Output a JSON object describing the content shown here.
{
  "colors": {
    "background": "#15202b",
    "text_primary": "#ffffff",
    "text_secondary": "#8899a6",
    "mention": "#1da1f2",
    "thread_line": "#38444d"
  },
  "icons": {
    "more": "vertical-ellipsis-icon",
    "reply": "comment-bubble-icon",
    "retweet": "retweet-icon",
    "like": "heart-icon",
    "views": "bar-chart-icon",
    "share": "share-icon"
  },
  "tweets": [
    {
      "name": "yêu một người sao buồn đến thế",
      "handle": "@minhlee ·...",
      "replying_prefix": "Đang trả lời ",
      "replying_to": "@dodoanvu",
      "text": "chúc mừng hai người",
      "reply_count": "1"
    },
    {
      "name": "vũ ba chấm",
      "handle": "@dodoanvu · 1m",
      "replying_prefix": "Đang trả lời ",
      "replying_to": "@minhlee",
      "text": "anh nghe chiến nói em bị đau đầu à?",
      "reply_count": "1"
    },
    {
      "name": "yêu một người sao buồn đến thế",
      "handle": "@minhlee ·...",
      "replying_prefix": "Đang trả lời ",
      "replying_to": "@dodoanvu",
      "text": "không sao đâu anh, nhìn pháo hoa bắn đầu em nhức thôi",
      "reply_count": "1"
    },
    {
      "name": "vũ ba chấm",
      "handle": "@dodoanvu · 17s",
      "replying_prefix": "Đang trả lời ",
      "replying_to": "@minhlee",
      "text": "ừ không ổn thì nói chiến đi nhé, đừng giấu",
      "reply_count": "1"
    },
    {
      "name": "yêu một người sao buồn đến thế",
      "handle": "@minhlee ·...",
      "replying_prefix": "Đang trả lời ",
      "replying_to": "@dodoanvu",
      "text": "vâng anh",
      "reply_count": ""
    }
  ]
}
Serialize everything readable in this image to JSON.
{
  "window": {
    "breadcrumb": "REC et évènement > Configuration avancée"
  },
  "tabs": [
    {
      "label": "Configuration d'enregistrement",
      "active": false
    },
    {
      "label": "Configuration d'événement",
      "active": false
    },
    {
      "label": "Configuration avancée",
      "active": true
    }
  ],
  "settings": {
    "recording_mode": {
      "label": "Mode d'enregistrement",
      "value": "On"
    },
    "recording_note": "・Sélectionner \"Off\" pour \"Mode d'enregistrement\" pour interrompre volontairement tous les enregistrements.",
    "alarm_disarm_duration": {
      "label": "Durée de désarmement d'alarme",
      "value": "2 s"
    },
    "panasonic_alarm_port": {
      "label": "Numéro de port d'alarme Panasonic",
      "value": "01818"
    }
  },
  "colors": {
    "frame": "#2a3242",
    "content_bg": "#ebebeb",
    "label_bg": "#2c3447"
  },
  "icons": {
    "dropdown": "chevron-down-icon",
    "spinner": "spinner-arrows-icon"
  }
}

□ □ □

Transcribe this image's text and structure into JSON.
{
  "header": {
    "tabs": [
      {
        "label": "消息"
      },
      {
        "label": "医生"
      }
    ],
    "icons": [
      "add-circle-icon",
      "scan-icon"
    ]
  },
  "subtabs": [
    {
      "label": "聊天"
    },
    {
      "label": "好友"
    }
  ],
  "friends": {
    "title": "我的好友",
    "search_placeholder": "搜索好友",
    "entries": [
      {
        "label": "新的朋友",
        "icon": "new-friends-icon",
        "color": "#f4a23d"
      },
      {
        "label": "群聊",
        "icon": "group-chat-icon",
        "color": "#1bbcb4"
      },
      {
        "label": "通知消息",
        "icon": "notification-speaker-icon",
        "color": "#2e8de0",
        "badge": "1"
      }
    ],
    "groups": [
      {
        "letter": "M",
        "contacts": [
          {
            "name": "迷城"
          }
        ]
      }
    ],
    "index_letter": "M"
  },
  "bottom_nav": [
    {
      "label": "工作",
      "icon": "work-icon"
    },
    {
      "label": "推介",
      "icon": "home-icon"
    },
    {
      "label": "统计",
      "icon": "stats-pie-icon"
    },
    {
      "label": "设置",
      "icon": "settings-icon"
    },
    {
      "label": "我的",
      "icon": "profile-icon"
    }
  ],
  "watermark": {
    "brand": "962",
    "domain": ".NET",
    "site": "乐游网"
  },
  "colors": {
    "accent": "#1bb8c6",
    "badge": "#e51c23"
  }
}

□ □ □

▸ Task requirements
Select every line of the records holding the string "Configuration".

▸ Exercise result
    "breadcrumb": "REC et évènement > Configuration avancée"
      "label": "Configuration d'enregistrement",
      "label": "Configuration d'événement",
      "label": "Configuration avancée",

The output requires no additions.